Stored entries:
┄┄┄┄┄┄

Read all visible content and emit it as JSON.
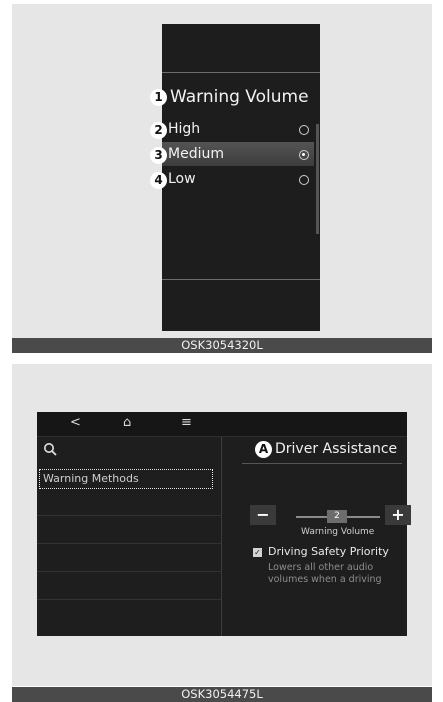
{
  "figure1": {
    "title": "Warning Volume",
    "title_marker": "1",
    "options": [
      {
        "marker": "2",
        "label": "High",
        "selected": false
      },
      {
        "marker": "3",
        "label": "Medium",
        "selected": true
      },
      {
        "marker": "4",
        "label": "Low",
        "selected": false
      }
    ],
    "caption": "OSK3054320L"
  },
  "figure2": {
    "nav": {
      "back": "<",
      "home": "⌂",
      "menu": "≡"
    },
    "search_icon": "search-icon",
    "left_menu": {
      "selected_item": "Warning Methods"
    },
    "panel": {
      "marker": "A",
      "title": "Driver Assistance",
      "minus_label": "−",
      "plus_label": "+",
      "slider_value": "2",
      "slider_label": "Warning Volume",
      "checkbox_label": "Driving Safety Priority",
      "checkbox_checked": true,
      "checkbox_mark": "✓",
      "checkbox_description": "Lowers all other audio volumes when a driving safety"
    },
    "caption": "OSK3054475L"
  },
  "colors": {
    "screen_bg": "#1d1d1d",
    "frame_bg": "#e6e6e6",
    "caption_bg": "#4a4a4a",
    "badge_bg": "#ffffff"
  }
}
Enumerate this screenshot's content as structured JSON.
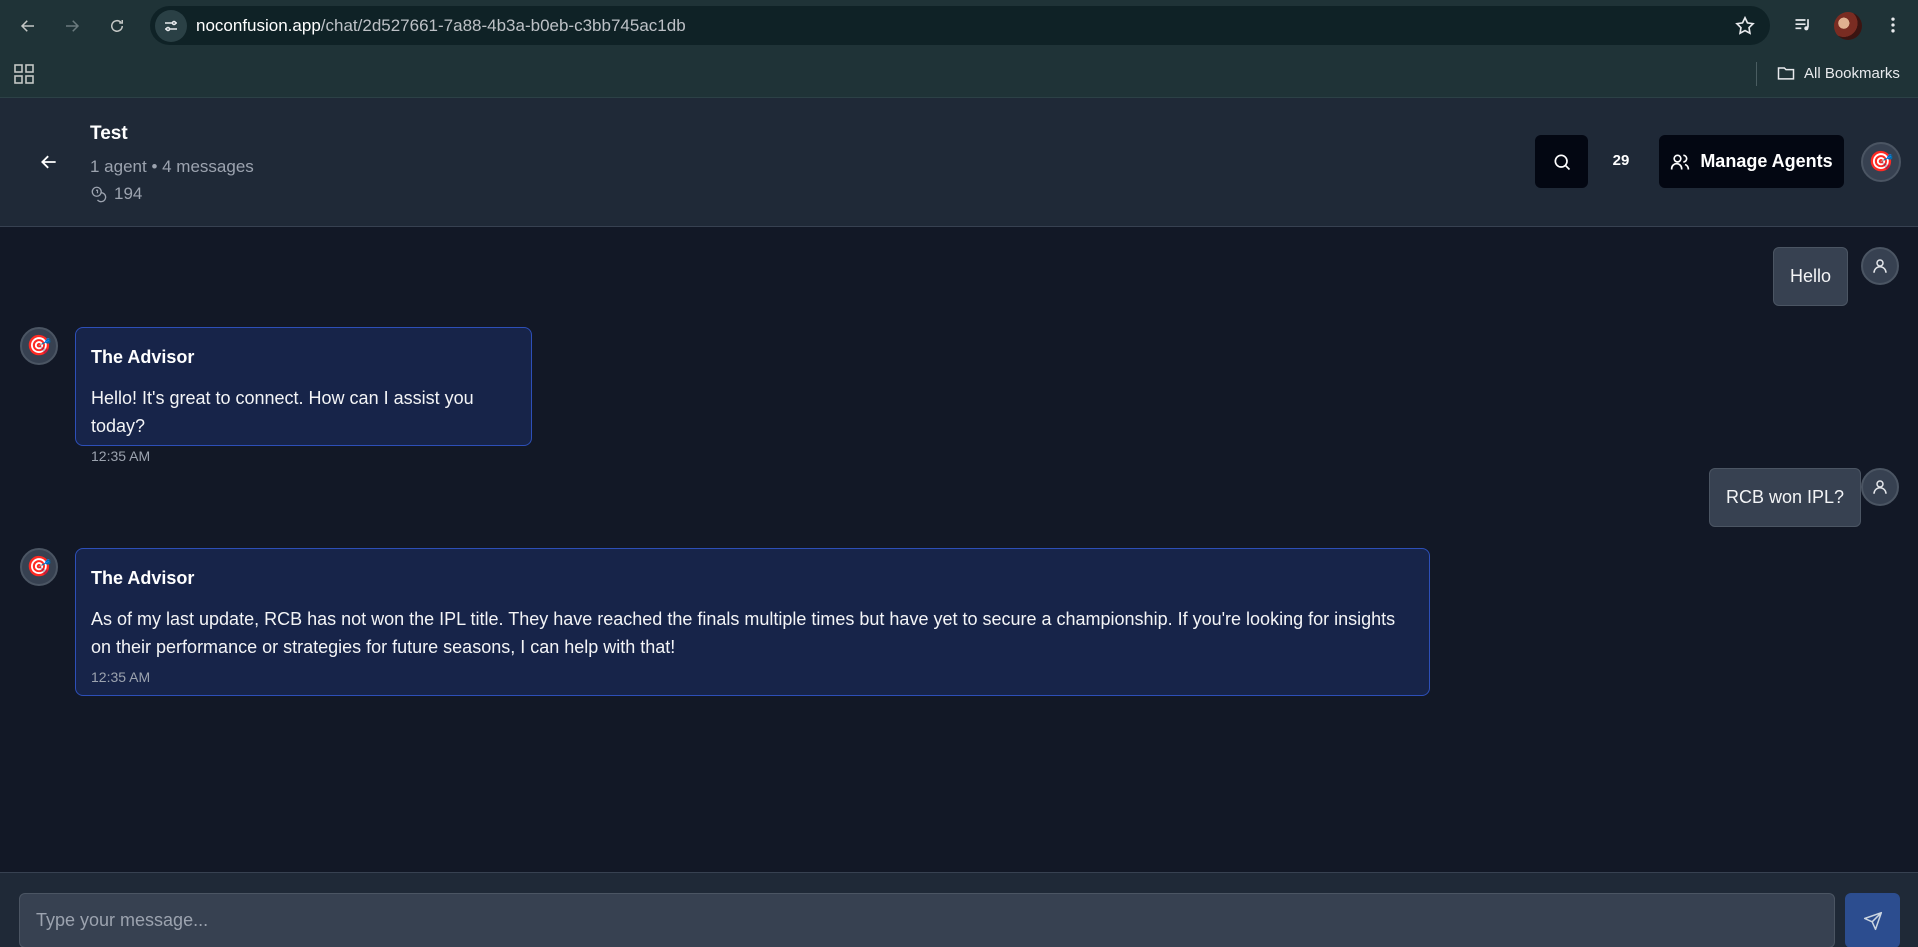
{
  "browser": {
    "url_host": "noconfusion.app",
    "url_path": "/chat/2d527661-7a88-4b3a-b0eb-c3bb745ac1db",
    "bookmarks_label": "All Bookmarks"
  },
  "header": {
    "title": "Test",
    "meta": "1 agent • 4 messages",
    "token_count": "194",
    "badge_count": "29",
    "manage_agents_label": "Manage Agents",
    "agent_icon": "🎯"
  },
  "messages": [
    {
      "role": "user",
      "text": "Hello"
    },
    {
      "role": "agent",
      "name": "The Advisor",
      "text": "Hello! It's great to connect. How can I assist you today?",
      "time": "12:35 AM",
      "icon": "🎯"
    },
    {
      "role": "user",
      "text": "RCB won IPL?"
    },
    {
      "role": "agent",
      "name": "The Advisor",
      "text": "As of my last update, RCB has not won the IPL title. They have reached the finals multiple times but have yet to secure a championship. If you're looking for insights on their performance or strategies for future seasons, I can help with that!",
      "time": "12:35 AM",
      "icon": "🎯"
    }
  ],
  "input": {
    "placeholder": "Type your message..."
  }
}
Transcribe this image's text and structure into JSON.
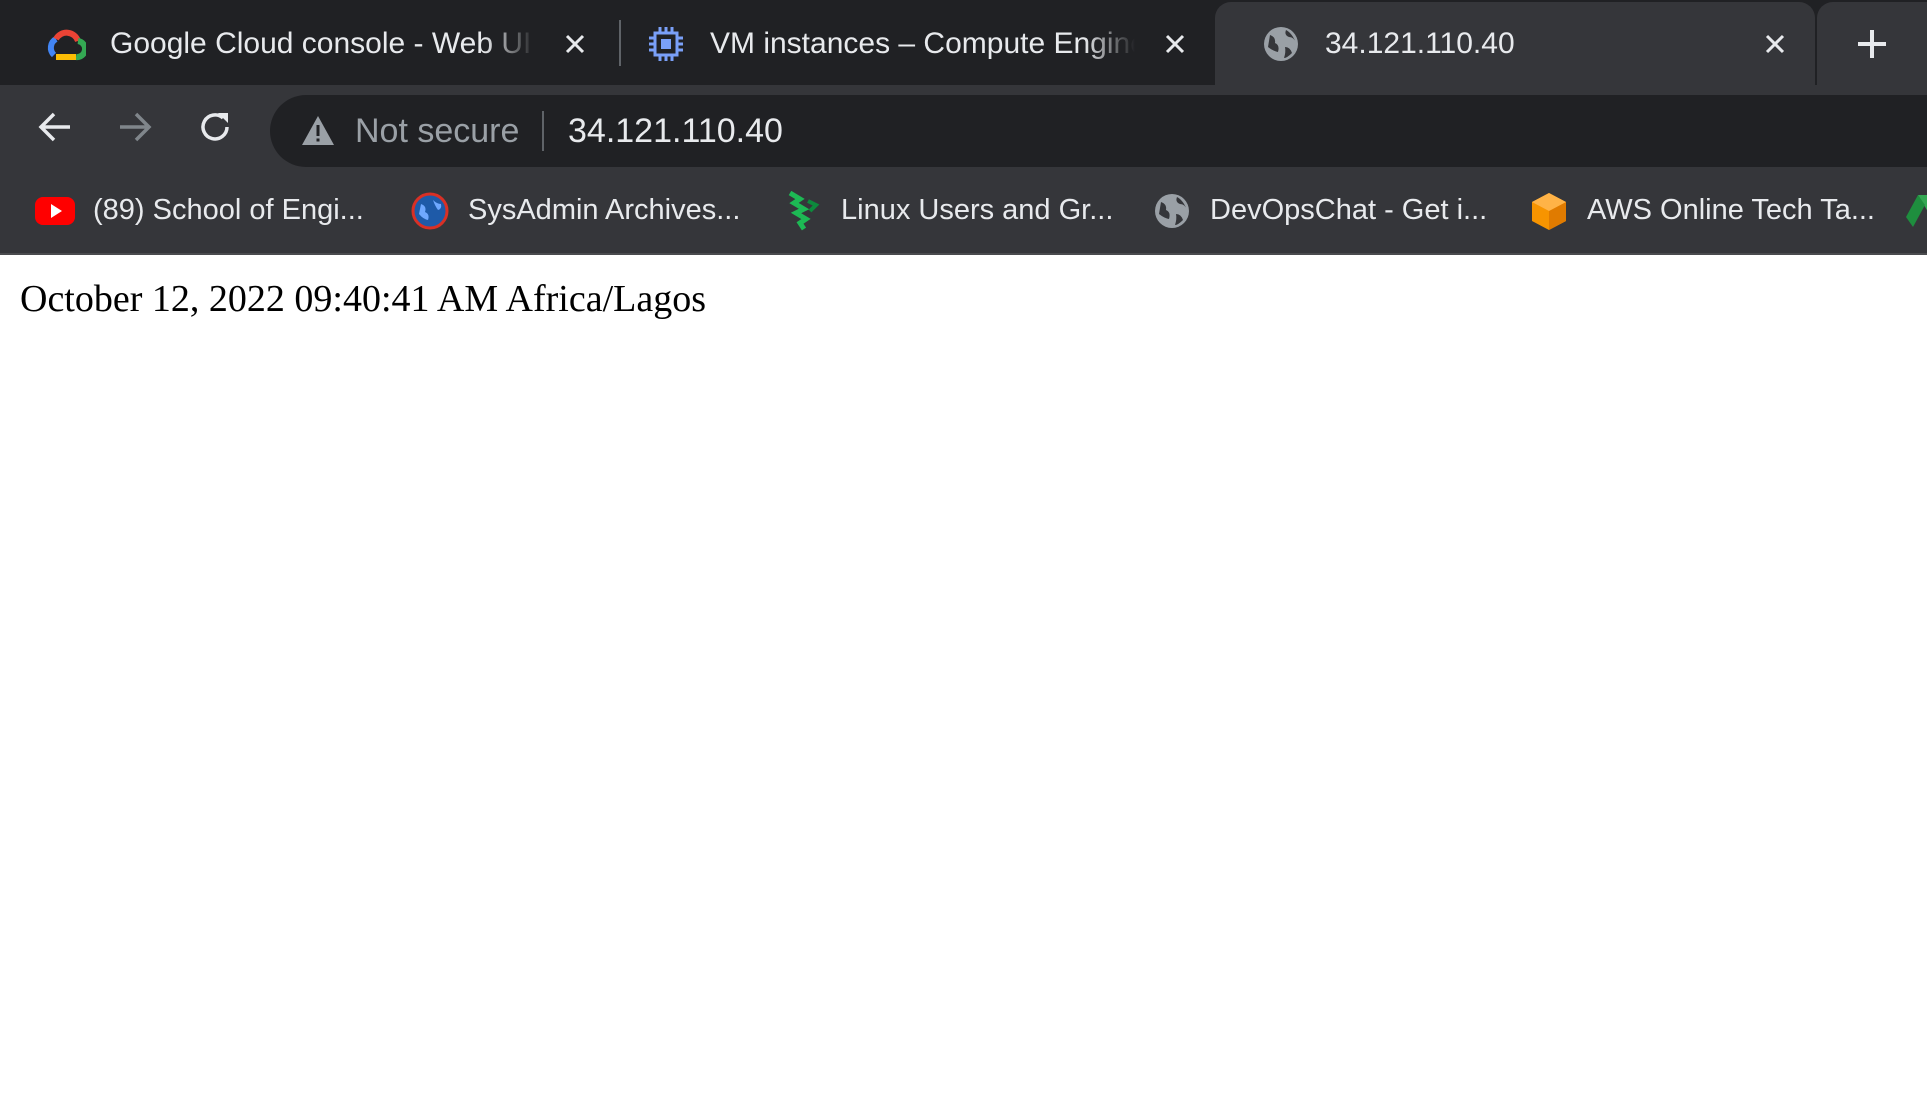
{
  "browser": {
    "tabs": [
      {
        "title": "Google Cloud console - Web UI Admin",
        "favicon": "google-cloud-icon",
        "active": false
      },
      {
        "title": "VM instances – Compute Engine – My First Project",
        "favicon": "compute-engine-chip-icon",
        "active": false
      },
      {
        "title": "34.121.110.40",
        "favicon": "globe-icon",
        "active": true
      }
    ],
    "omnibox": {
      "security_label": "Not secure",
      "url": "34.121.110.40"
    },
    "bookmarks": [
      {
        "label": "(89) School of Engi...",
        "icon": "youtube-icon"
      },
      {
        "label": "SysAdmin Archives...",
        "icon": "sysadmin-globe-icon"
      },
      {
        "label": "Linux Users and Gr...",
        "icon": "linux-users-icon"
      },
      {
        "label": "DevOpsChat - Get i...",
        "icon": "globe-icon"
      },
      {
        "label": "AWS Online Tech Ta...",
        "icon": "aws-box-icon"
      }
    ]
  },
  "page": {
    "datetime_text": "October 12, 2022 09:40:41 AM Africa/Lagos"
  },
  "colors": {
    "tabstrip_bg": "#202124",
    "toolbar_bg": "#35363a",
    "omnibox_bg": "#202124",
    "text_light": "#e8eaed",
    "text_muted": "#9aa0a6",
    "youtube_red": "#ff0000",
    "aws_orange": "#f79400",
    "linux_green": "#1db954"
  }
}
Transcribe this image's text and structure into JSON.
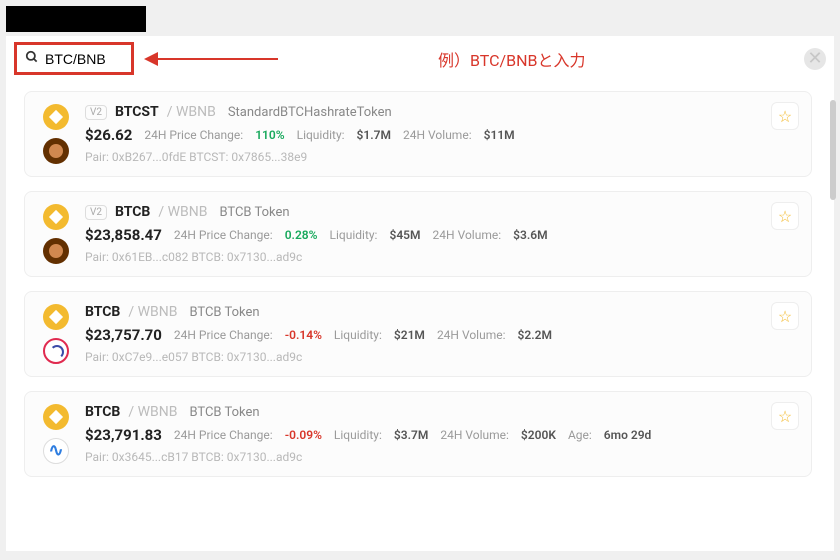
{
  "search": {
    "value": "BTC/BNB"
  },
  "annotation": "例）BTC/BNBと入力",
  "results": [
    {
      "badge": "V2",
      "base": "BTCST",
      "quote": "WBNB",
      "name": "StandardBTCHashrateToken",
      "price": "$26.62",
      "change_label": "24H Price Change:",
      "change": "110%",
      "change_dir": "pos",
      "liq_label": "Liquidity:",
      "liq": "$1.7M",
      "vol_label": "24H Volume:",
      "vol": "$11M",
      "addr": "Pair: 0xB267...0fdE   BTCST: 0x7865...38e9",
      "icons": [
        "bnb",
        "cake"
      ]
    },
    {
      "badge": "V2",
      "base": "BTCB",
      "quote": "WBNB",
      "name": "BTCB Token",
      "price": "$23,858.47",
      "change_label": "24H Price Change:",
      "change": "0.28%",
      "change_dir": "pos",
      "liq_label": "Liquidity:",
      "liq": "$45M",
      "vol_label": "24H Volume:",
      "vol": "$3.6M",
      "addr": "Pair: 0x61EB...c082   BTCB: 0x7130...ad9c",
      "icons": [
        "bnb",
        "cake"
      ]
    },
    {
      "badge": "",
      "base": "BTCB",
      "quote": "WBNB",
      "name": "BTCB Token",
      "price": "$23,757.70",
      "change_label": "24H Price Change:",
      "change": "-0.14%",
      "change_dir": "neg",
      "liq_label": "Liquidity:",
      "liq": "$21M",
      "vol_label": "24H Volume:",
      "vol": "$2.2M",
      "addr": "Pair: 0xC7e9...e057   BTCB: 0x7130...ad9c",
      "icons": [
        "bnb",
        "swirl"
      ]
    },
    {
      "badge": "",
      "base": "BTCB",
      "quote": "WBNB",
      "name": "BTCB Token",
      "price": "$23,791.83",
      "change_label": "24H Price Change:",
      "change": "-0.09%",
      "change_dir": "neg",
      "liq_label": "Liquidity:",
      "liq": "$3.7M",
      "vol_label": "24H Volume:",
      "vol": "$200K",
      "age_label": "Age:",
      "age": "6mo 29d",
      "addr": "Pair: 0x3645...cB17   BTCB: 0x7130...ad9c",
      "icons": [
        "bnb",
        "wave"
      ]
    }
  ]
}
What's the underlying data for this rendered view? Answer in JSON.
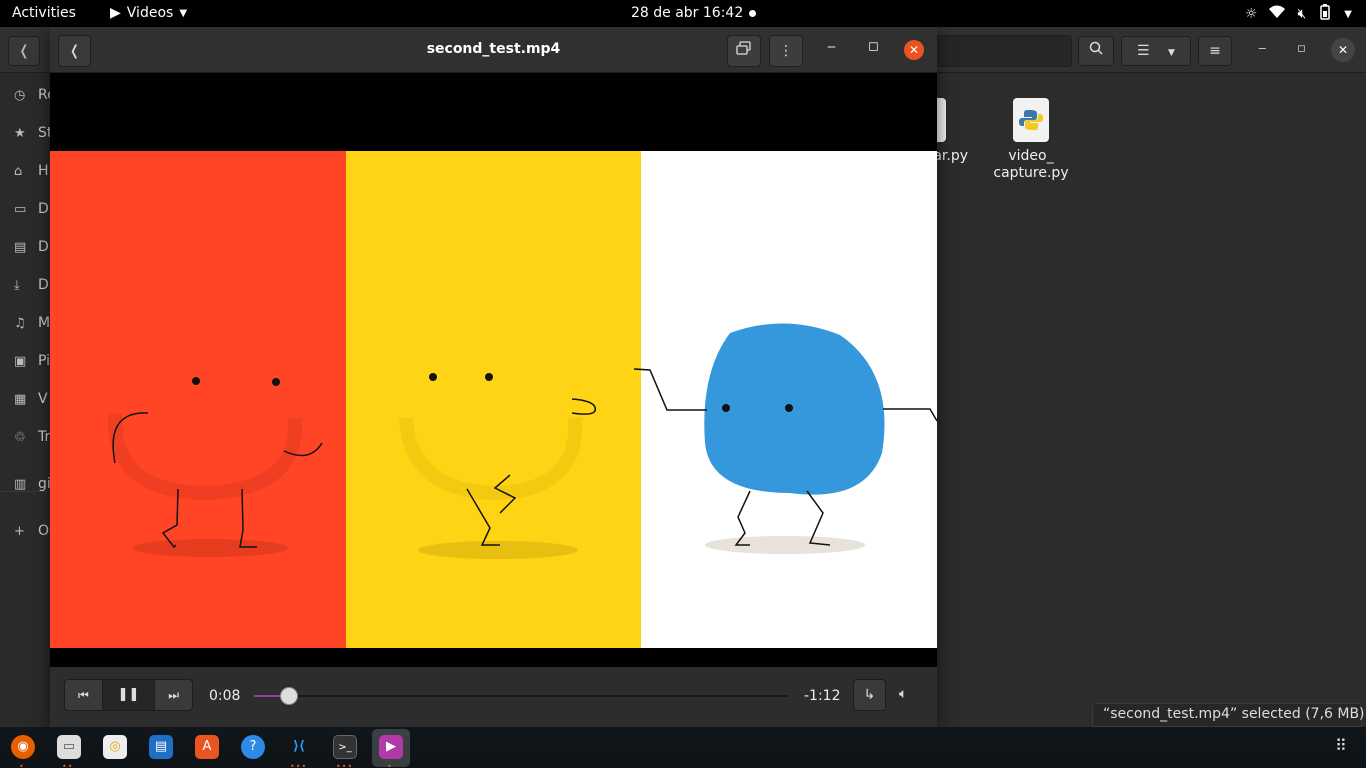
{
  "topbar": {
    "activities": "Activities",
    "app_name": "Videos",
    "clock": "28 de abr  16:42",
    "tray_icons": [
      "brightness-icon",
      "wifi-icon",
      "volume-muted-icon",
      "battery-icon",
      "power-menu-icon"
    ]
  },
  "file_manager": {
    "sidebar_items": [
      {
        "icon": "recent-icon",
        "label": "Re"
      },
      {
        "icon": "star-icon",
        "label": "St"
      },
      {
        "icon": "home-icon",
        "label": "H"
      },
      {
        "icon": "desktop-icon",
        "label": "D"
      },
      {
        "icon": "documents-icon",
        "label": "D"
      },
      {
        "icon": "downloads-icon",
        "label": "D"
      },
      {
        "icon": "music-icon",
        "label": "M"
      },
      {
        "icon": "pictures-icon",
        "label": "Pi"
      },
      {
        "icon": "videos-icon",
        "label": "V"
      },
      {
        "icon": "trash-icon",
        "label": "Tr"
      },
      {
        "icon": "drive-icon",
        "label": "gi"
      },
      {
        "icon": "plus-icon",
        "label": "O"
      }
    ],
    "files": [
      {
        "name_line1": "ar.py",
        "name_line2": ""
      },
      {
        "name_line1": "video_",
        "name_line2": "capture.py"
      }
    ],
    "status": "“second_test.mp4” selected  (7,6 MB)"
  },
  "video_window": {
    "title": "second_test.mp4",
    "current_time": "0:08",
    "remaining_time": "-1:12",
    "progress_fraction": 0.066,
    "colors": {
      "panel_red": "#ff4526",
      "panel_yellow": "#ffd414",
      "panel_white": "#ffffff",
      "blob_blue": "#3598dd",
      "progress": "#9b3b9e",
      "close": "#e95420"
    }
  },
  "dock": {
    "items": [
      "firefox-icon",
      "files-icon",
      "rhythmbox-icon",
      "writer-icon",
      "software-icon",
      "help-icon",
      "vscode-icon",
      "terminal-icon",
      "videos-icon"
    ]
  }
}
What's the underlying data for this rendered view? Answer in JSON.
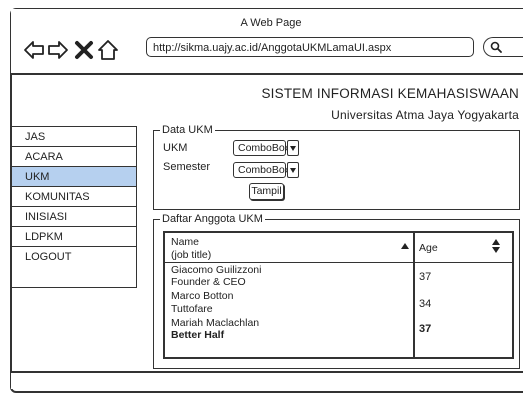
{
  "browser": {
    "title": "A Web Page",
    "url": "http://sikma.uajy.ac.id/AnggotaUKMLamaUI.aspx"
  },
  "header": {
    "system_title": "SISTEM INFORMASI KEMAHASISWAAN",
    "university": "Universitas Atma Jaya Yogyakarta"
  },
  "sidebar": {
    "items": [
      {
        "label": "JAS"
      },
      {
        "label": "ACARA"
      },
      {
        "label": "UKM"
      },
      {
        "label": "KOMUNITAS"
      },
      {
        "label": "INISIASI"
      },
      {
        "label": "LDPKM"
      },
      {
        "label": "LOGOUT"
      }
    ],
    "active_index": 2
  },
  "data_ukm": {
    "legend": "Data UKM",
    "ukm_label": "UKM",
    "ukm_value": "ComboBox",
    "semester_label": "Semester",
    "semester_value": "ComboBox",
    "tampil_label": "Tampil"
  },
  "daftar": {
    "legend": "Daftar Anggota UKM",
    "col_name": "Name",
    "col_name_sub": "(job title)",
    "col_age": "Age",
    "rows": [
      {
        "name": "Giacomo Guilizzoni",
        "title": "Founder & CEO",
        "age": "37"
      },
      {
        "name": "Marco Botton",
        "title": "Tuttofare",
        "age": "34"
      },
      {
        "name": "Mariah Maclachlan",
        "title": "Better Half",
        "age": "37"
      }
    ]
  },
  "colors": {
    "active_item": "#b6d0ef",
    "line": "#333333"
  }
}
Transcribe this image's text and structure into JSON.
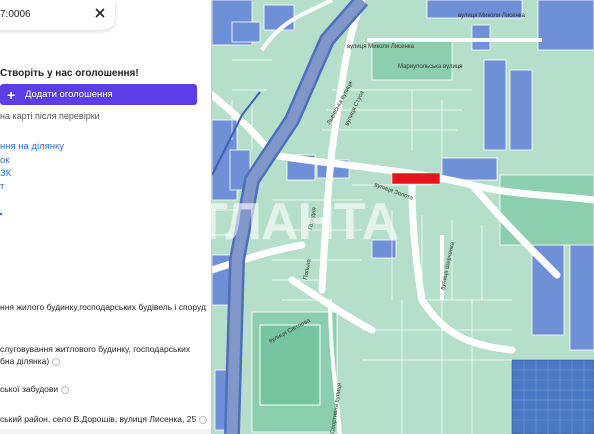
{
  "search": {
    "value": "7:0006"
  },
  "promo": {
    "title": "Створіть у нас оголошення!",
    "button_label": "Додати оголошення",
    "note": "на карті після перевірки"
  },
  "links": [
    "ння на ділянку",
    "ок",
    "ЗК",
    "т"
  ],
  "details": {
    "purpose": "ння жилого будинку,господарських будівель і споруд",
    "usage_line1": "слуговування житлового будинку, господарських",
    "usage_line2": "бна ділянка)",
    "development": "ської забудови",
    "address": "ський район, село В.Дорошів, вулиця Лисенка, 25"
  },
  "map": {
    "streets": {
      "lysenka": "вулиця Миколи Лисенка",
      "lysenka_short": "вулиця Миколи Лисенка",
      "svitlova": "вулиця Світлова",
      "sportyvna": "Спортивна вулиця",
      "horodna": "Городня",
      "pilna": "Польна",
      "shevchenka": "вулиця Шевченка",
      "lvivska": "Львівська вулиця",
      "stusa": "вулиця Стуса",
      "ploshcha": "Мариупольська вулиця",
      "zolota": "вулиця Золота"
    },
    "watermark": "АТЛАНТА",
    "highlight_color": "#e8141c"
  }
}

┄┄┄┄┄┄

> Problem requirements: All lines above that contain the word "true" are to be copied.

> Exercise solution:
        "selected": true
      "checkbox_checked": true,
        "active": true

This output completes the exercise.